A lasting effect on government

The events of the last few weeks may prove to have had a lasting effect on the main parties fortunes long after the flood waters subside.

The sodden tragedy of the south west proved a slow wake up call to government.

But when areas like the Thames Valley flooded, affecting the travel to work area of many civil servants and the media, the government’s response became more urgent.

The response of local people has been remarkable. But the Big Society – communities doing things for themselves – seemed exhausted by the sheer scale and duration of the challenge.

Then came the demand that the state deploy it’s resources. The police, fire service, council workers, environment agency staff and armed forces were called to help.

The coalition cry for cuts and for a smaller state, at least for now, were drowned by the demands of communities. Who would have thought in these austere times we would have heard the prime minister say money is no object?

Inside Parliament the Children and Families Bill paved the way for a ban on smoking in cars with children.

In my constituency the local state – the council – took a further step in regeneration by buying a number of abandoned seafront properties – the market had clearly failed to deliver.

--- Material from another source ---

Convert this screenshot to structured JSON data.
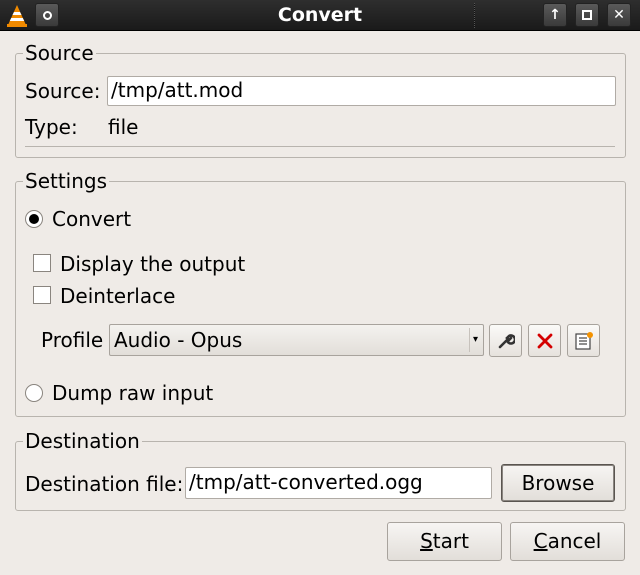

I recognise the need to limit the state in people’s lives. I accept the need to save money. But this week showed the state has a role to play – but it has to be more responsive to people’s needs.